We lost our Rat Terrier, Skeeter, last night. He probably had cancer, but when he got sick he declined very fast and thankfully didn’t have to suffer.
Skeeter was born in December 1995 and went to be with his companion, Shellie, October 16, 2009. He would have been 14, that’s almost 98 in dog years.
Skeeter was a contrary little fellow, and not everyone loved him as my daughter Rachael and I did. When we got him he had been abused and like so many abused children, he carried the emotional scars all his life. Those scars sometimes made him not trust people and seem unlovable. But he did love us in his own way and even thought he could be unpredictable, he never growled, sniped, bit or even turned his lip at my grandson Christopher. Not even when Christopher tried to crawl into Skeeter’s kennel with him – a sacred place to Skeeter and not to be broached by humans.
Skeeter loved to play fetch and would bring you his toy to throw as long as you would throw it. He’d drop it at your feet and if you didn’t reach to pick it up in a timely manner, he bark as if to remind you it was your turn.
The strongest attachment he made was with an older woman – our dog Shellie, a lab mix. They would sleep next to each other and howled at the fire truck sirens together. As Shellie aged and seemed to have trouble getting around, he would stay by her side as if to be her guide. When Shellie died, Skeeter went into a depression for several days and would not eat or even come out of his kennel.
The first time Skeeter fell into the swimming pool, I ran to get him out because he was sinking and about to drown. Instead of licking me with gratitude, he tried to bite me. Not because he was angry at me, but because he was scared and he lashed out at the closest thing to him. He just wanted to get to his safe place and dry off by himself. We later learned that Rat Terriers are the only breed of dog that do not have an instinct to swim or dog paddle.
What God showed me is we are often the same way. We react out of hurt or anger and in so doing hurt the very person who loves us the most. Instead of receiving the love and help we are being offered, we reject it and end up feeling alone and wet. We’ll even lash out at God as if He caused our hurt, as if He pushed us into the pool. But He is the one who truly loves us most, warts flaws, hang-ups and all.

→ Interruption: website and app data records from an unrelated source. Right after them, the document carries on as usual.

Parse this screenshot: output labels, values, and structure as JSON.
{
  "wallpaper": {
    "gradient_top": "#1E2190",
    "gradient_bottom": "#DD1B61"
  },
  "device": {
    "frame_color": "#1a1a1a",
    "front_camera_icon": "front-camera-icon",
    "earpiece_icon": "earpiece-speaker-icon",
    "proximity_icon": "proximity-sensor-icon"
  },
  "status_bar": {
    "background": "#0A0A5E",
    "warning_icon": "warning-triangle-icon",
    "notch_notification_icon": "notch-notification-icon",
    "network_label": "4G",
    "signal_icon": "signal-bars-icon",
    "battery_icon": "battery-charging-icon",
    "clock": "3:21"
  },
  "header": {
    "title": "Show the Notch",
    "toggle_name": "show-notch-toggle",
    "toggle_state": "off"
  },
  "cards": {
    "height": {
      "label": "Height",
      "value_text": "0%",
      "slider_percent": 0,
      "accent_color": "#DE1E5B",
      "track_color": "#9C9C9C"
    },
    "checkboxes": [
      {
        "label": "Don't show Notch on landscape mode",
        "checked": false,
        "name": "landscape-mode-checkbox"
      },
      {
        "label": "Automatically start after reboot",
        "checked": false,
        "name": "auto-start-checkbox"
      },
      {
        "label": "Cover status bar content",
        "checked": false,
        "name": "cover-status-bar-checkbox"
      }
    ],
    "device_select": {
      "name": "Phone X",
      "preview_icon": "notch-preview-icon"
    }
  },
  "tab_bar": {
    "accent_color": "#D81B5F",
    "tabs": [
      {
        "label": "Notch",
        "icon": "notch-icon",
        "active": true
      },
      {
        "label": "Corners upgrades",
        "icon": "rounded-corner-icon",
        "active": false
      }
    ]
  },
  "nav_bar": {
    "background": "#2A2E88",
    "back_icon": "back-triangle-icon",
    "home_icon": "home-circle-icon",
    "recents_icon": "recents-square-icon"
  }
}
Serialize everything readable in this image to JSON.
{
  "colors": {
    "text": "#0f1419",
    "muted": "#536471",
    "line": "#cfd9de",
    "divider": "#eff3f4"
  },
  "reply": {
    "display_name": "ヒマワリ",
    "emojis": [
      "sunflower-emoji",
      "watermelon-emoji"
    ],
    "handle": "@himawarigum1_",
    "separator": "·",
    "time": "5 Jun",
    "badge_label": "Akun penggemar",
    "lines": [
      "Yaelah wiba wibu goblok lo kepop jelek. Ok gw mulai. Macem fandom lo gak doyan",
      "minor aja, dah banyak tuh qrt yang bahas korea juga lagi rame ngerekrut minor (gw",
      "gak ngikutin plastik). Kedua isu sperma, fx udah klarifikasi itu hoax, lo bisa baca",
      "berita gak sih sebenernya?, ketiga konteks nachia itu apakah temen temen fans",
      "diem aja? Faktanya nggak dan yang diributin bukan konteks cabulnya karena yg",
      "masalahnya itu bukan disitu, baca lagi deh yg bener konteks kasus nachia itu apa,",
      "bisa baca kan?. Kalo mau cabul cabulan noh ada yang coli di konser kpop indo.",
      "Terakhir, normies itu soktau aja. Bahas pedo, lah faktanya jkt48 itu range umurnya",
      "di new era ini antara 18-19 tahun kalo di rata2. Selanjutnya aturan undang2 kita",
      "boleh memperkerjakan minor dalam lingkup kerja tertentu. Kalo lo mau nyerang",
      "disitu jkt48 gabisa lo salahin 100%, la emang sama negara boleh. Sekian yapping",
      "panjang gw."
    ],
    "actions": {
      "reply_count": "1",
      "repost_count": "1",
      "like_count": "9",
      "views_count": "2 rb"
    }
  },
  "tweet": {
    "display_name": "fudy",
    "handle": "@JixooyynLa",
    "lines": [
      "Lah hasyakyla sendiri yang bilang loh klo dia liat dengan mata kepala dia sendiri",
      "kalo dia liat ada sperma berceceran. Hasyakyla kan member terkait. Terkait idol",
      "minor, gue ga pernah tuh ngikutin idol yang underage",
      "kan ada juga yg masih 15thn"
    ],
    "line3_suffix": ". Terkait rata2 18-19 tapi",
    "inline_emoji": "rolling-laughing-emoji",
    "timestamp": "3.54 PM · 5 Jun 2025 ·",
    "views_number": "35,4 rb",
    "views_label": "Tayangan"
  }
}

1 John 4:10 says, “This is love: not that we loved God, but that he loved us and sent his Son as an atoning sacrifice for our sins.” Warts and all God loves us.
Thank you Skeeter for teaching me the blessing of loving the unlovable.
Peace and blessing in our Lord Jesus Christ,